on 22 October 2013
This Korean film could have been tailor-made to my tastes but I rather suspect it will be too harsh for many. I'm a fan of world cinema; of psychological thrillers; of films which explore the boundaries of the acceptable, and I'm comfortable with the stark portrayal of realistic violence where it serves a credible dramatic purpose.
Pieta is all that, and much more. It's an astonishing modern-day noir which explores the mother-son relationship, and loss and revenge, the formation of character and the possibility of redemption. The brutal debt collector who despises his irresponsible clients, who is quite capable of raping and maiming - even he may not be beyond salvation. Indeed, he doesn't seem capable of killing an eel or a rabbit, although he thinks little of pushing a man from the second floor and then breaking his leg a bit more, just to make sure the debtor is properly crippled...
This is a bleak and powerful exploration of the worst aspects of humanity, wrapped up in a sneakily compelling narrative and featuring two stand-out performances from the lead actors. The slum workshops of a modern Korean city, soon to be demolished to make way for gleaming hi-rise office blocks, form the perfect backdrop for what should be a story of urban despair. Except not all of the incidental characters are without hope or aspiration. one young husband, about to become a father for the first time, happily accepts being crippled in order to give his child a decent start in life.
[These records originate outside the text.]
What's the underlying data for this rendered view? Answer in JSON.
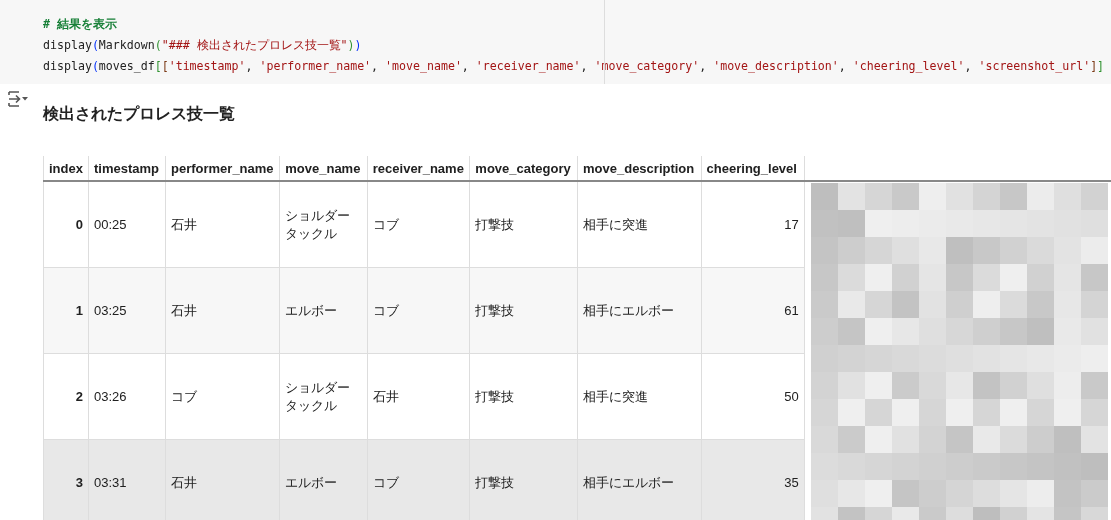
{
  "code_cell": {
    "lines": [
      [
        {
          "kind": "comment",
          "text": "# 結果を表示"
        }
      ],
      [
        {
          "kind": "plain",
          "text": "display"
        },
        {
          "kind": "bracket1",
          "text": "("
        },
        {
          "kind": "plain",
          "text": "Markdown"
        },
        {
          "kind": "bracket2",
          "text": "("
        },
        {
          "kind": "string",
          "text": "\"### 検出されたプロレス技一覧\""
        },
        {
          "kind": "bracket2",
          "text": ")"
        },
        {
          "kind": "bracket1",
          "text": ")"
        }
      ],
      [
        {
          "kind": "plain",
          "text": "display"
        },
        {
          "kind": "bracket1",
          "text": "("
        },
        {
          "kind": "plain",
          "text": "moves_df"
        },
        {
          "kind": "bracket2",
          "text": "["
        },
        {
          "kind": "bracket3",
          "text": "["
        },
        {
          "kind": "string",
          "text": "'timestamp'"
        },
        {
          "kind": "plain",
          "text": ", "
        },
        {
          "kind": "string",
          "text": "'performer_name'"
        },
        {
          "kind": "plain",
          "text": ", "
        },
        {
          "kind": "string",
          "text": "'move_name'"
        },
        {
          "kind": "plain",
          "text": ", "
        },
        {
          "kind": "string",
          "text": "'receiver_name'"
        },
        {
          "kind": "plain",
          "text": ", "
        },
        {
          "kind": "string",
          "text": "'move_category'"
        },
        {
          "kind": "plain",
          "text": ", "
        },
        {
          "kind": "string",
          "text": "'move_description'"
        },
        {
          "kind": "plain",
          "text": ", "
        },
        {
          "kind": "string",
          "text": "'cheering_level'"
        },
        {
          "kind": "plain",
          "text": ", "
        },
        {
          "kind": "string",
          "text": "'screenshot_url'"
        },
        {
          "kind": "bracket3",
          "text": "]"
        },
        {
          "kind": "bracket2",
          "text": "]"
        }
      ]
    ]
  },
  "output": {
    "heading": "検出されたプロレス技一覧",
    "table": {
      "columns": [
        "index",
        "timestamp",
        "performer_name",
        "move_name",
        "receiver_name",
        "move_category",
        "move_description",
        "cheering_level"
      ],
      "rows": [
        {
          "hovered": false,
          "cells": [
            "0",
            "00:25",
            "石井",
            "ショルダータックル",
            "コブ",
            "打撃技",
            "相手に突進",
            "17"
          ]
        },
        {
          "hovered": false,
          "cells": [
            "1",
            "03:25",
            "石井",
            "エルボー",
            "コブ",
            "打撃技",
            "相手にエルボー",
            "61"
          ]
        },
        {
          "hovered": false,
          "cells": [
            "2",
            "03:26",
            "コブ",
            "ショルダータックル",
            "石井",
            "打撃技",
            "相手に突進",
            "50"
          ]
        },
        {
          "hovered": true,
          "cells": [
            "3",
            "03:31",
            "石井",
            "エルボー",
            "コブ",
            "打撃技",
            "相手にエルボー",
            "35"
          ]
        }
      ]
    }
  }
}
It's a slap in the face way to explore parental devotion, indeed.
Oh -- and the title? Refers to 'piety', or indeed 'pity'. More food for thought...
Definitely 18-rated, and definitely worth your time IF you have a strong flinch threshold and appreciate a controversial moral debate. But don't pick this up thinking it's a standard-issue martial arts revenge flick. It's much more arthouse than mainstream.